When Anwar Hossain flew back to Saudi Arabia after enjoying his staycation, he had no idea he would have to return home forever just a month later.
Anwar, who is from Dhaka's Dohar upazila, had been working in Saudi Arabia for the last 12 years. Eight months ago, he came to Bangladesh on vacation.
Upon his return to the Saudi Arabian capital, Riyadh, he got a new Iqama (work permit). To his bewilderment, he was deported by the Saudi Arabian authorities on October 4, despite having the work permit.
Like Anwar, over 16,000 Bangladeshi migrants were sent back from Saudi Arabia this year, said officials at the Bureau of Manpower, Employment and Training (BMET).
Brac Migration Programme officials also confirmed the figure.
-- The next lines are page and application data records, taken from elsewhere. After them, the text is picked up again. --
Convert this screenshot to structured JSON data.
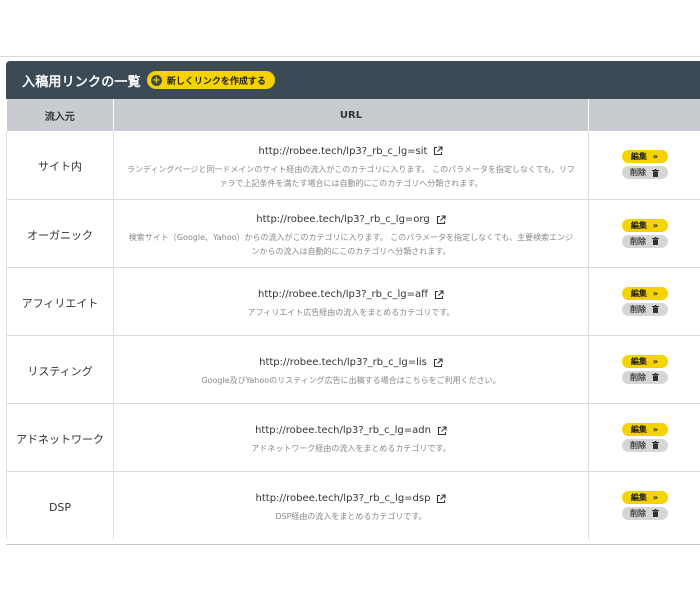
{
  "panel": {
    "title": "入稿用リンクの一覧",
    "create_button_label": "新しくリンクを作成する"
  },
  "table": {
    "headers": {
      "source": "流入元",
      "url": "URL",
      "actions": ""
    },
    "rows": [
      {
        "source": "サイト内",
        "url": "http://robee.tech/lp3?_rb_c_lg=sit",
        "description": "ランディングページと同一ドメインのサイト経由の流入がこのカテゴリに入ります。 このパラメータを指定しなくても、リファラで上記条件を満たす場合には自動的にこのカテゴリへ分類されます。"
      },
      {
        "source": "オーガニック",
        "url": "http://robee.tech/lp3?_rb_c_lg=org",
        "description": "検索サイト（Google、Yahoo）からの流入がこのカテゴリに入ります。 このパラメータを指定しなくても、主要検索エンジンからの流入は自動的にこのカテゴリへ分類されます。"
      },
      {
        "source": "アフィリエイト",
        "url": "http://robee.tech/lp3?_rb_c_lg=aff",
        "description": "アフィリエイト広告経由の流入をまとめるカテゴリです。"
      },
      {
        "source": "リスティング",
        "url": "http://robee.tech/lp3?_rb_c_lg=lis",
        "description": "Google及びYahooのリスティング広告に出稿する場合はこちらをご利用ください。"
      },
      {
        "source": "アドネットワーク",
        "url": "http://robee.tech/lp3?_rb_c_lg=adn",
        "description": "アドネットワーク経由の流入をまとめるカテゴリです。"
      },
      {
        "source": "DSP",
        "url": "http://robee.tech/lp3?_rb_c_lg=dsp",
        "description": "DSP経由の流入をまとめるカテゴリです。"
      }
    ],
    "edit_label": "編集",
    "delete_label": "削除"
  },
  "icons": {
    "create": "plus-circle-icon",
    "external": "external-link-icon",
    "edit": "double-chevron-right-icon",
    "delete": "trash-icon"
  },
  "colors": {
    "header_bg": "#3c4a56",
    "accent_yellow": "#f4d300",
    "column_header_bg": "#c8ccd1",
    "delete_button_bg": "#d6d6d6"
  }
}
Selim Reza, secretary of the Expatriates' Welfare and Overseas Employment Ministry, told The Business Standard that Bangladeshi workers sometimes violate Iqama conditions and that is why they are being deported.
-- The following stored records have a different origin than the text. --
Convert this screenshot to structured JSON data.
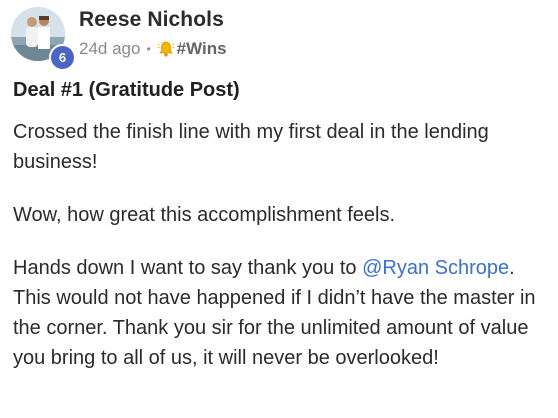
{
  "post": {
    "author": {
      "name": "Reese Nichols",
      "level": "6"
    },
    "time_ago": "24d ago",
    "separator": "•",
    "category": "#Wins",
    "title": "Deal #1 (Gratitude Post)",
    "paragraphs": {
      "p1": "Crossed the finish line with my first deal in the lending business!",
      "p2": "Wow, how great this accomplishment feels.",
      "p3_before": "Hands down I want to say thank you to ",
      "p3_mention": "@Ryan Schrope",
      "p3_after": ". This would not have happened if I didn’t have the master in the corner. Thank you sir for the unlimited amount of value you bring to all of us, it will never be overlooked!"
    }
  },
  "icons": {
    "category_icon": "bell-icon"
  },
  "colors": {
    "mention": "#3b6fd0",
    "level_badge": "#4a64c8"
  }
}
"Iqama is issued for a specific region and a specific employer in Saudi Arabia. Sometimes our workers go to a different region and work for a different employer. Some even work independently.
"In Saudi Arabian law, this is not allowed. Workers are not supposed to do this. That is why some workers having valid work permits are being detained and deported," he explained.
Selim said there had been efforts to address the problem faced by Bangladeshi migrants in Saudi Arabia in the last few years, following crackdowns on undocumented migrants.
"A joint working committee meeting will be held in Riyadh next month. We will raise the problems our workers are facing in the meeting," he added.
74,686 deported in 5 years
BMET sources said 74,686 Bangladeshi workers were sent back from Saudi Arabia in the last five years as part of the deportation spree. This year, a total of 16,451 workers returned till October.
The year 2018 saw the highest number of returnees, with 19,210 workers coming back to Bangladesh from the Arab country.
The returnees did not have passports and work permits when they arrived in Bangladesh.
In October alone, 734 workers have been sent back. Of them, 130 returned on October 3, 120 on October 4, 105 on October 8, 93 on October 9 and 200 on Wednesday (October 26).
"Following their arrival, a support team comprising government officials at the Probashi Kalyan Desk and officials of Brac Migration Programme arranged food for them and also assisted them at the immigration office," said BMET Assistant Director Tanvir Hossain.
He said the ministry was working to reintegrate the returnees into the local labour force so that they can lead a normal life.
Brac Migration Programme head Shariful Islam Hasan quoted several migrants as saying that Bangladeshi workers had been facing crackdowns in Saudi Arabia in the past several days of this month.
''Even those having work permits were detained and sent to deportation camps. Their employers did not take any effective measures after being informed of the detentions," he said.
Shariful said the Saudi Arabian police even detained several workers while they were returning home from work.
''Besides, many undocumented migrants who stayed in the oil-rich country for several years were detained and sent back," he added.
Syed Saiful Haque, chairman of the Welfare Association for the Rights of Bangladeshi Emigrants Development Foundation, said there is another story of the returnees that involves wage differences.
"The companies have various excuses to make high-paid workers redundant and subsequently send them back. Such workers are replaced with new low-wage employees," he said.
Saiful said those affected this way should contact the Wage Earners' Welfare Board for compensation.
"Workers who are abroad can also contact our foundation," he added.
Meanwhile, at least 850 female migrants who faced torture and abuse in Saudi Arabia have returned home this year, according to the Brac Migration Programme. Last year, the number was over 1,300.
The returnees alleged various forms of abuse, including physical, sexual and psychological, by their employers.
Hazrat Shahjalal International Airport officials said the female migrants first took shelter at a safe home run by the Bangladeshi embassy in Riyadh.
The embassy later arranged their repatriation.
BMET Additional Director General (Employment) KM Ruhul Amin said explanations had been sought from agencies whose workers had returned without passports.
"The ministry is trying to solve the problem," he added.
BMET Director DM Atiqur Rahman said some workers are returning due to their unwillingness to stay abroad, while some are doing so because of work permit-related problems.
BMET Assistant Director Tanvir said the labour wing of the Bangladesh mission in Saudi Arabia is looking after the welfare of Bangladeshi migrants there.
Saudi Arabia, which reopened its labour market for Bangladeshi workers in 2015 after a seven-year closure, recruited 12.44 lakh workers between 2015 and August this year.
According to the BMET, 2.68 lakh Bangladeshis went to Saudi Arabia until September this year.
Since 1976, the total number of overseas employment of Bangladeshis stands at more than 12.50 crore. Of them, 30.93 percent were employed in Saudi Arabia.
Around 11 lakh Bangladeshis are currently living in Saudi Arabia, according to unofficial estimates.
The figure is still the highest among all the countries where Bangladeshi migrants live.
However, the country is now strongly enforcing the Saudisation policy, which means it is preferring local workers to foreigners.